EXERCISE AIM ▸ Whenever a line contains the string "text", copy it out of the entries.

#### SUPPLIED INFORMATION

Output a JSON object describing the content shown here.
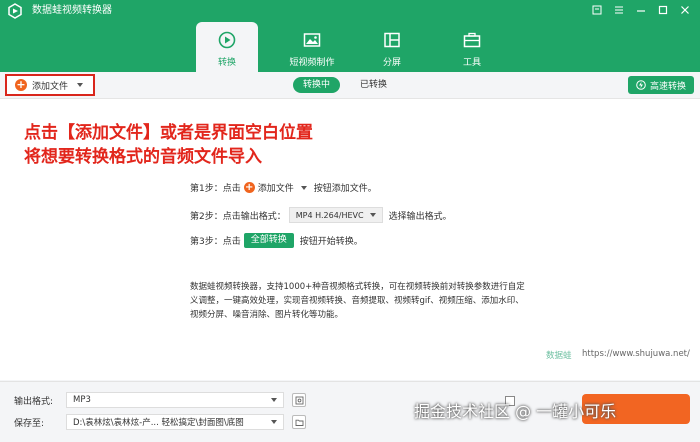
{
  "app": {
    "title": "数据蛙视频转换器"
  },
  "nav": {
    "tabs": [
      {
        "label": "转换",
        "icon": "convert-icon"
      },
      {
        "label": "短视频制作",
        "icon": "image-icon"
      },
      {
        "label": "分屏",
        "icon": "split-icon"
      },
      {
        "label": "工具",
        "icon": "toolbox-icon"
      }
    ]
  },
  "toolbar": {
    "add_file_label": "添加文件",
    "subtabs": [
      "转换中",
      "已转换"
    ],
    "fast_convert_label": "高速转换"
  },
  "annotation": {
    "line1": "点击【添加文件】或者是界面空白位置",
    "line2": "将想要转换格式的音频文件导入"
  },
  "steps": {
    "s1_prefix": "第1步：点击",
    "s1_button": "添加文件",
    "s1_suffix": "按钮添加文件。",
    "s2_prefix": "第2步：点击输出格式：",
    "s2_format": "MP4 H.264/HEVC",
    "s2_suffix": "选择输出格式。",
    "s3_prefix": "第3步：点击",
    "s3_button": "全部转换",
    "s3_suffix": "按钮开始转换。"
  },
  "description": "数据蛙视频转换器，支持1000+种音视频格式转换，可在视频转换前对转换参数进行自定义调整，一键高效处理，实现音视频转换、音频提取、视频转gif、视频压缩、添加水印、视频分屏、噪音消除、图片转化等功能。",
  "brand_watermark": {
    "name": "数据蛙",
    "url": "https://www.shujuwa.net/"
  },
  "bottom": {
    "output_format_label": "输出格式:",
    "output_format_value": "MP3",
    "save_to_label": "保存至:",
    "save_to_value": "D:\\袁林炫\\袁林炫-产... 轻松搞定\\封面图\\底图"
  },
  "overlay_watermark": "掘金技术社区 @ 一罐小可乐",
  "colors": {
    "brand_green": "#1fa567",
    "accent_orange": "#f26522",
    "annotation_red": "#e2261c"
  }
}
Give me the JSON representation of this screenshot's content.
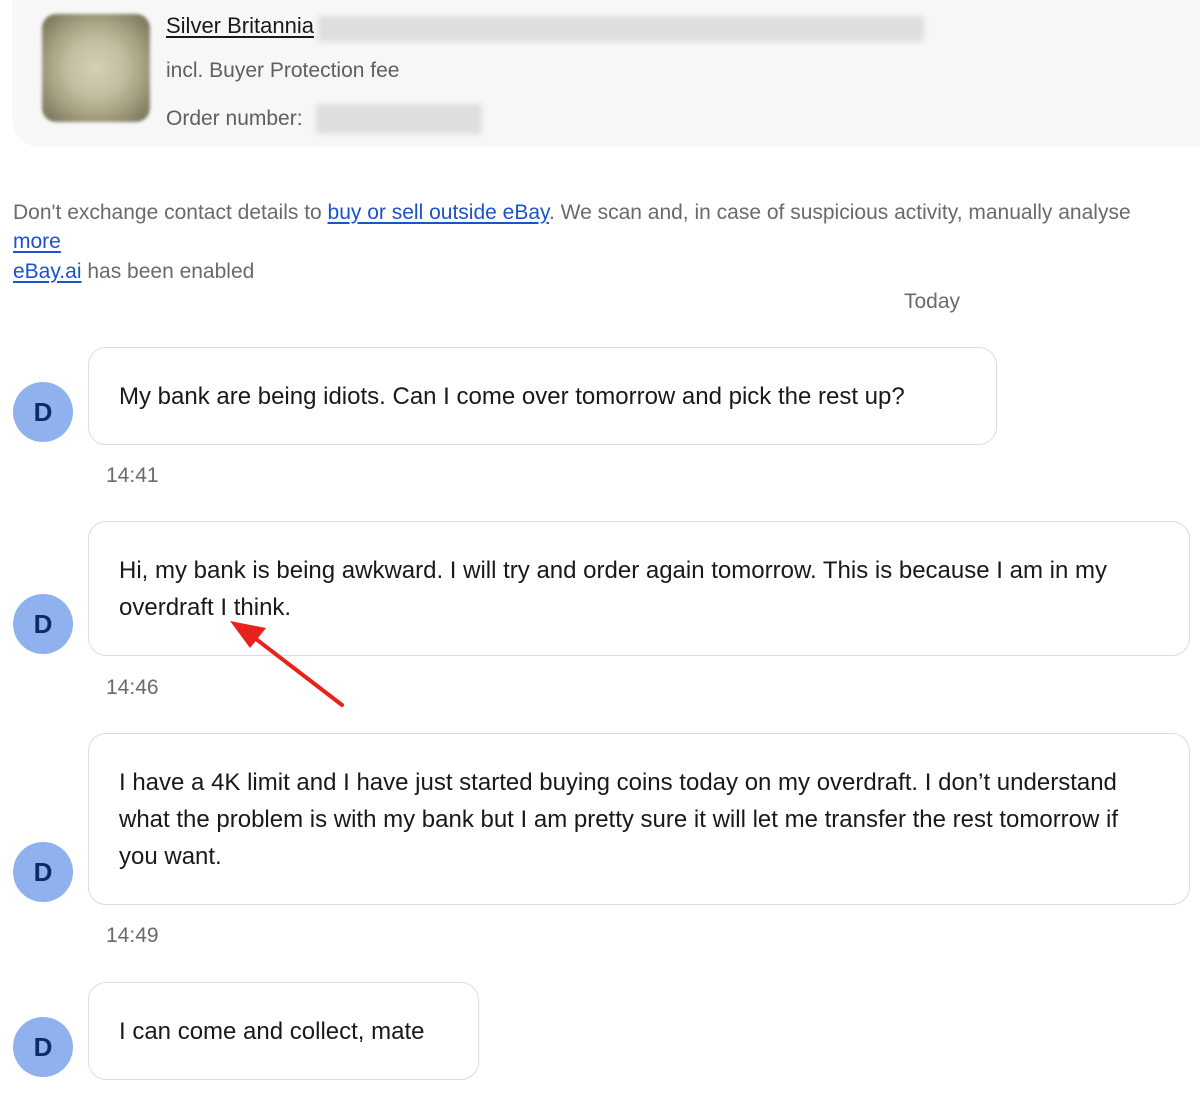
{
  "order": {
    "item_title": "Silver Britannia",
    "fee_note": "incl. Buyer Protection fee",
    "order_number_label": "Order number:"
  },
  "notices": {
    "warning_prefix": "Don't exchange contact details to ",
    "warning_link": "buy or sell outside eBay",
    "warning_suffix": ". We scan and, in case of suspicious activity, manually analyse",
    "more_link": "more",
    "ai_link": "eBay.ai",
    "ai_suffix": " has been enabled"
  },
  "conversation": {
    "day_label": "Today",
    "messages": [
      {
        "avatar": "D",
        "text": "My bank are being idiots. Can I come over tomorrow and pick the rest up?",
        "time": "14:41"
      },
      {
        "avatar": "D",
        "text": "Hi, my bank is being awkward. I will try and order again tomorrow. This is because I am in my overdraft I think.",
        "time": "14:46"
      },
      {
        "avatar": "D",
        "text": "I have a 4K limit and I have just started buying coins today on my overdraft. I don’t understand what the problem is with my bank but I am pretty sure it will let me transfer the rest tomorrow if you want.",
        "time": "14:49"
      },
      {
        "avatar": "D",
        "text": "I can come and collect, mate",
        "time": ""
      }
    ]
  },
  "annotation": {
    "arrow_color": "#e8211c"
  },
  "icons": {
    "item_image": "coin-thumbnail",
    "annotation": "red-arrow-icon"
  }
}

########

ANSWER SECTION ▸
        "text": "My bank are being idiots. Can I come over tomorrow and pick the rest up?",
        "text": "Hi, my bank is being awkward. I will try and order again tomorrow. This is because I am in my overdraft I think.",
        "text": "I have a 4K limit and I have just started buying coins today on my overdraft. I don’t understand what the problem is with my bank but I am pretty sure it will let me transfer the rest tomorrow if you want.",
        "text": "I can come and collect, mate",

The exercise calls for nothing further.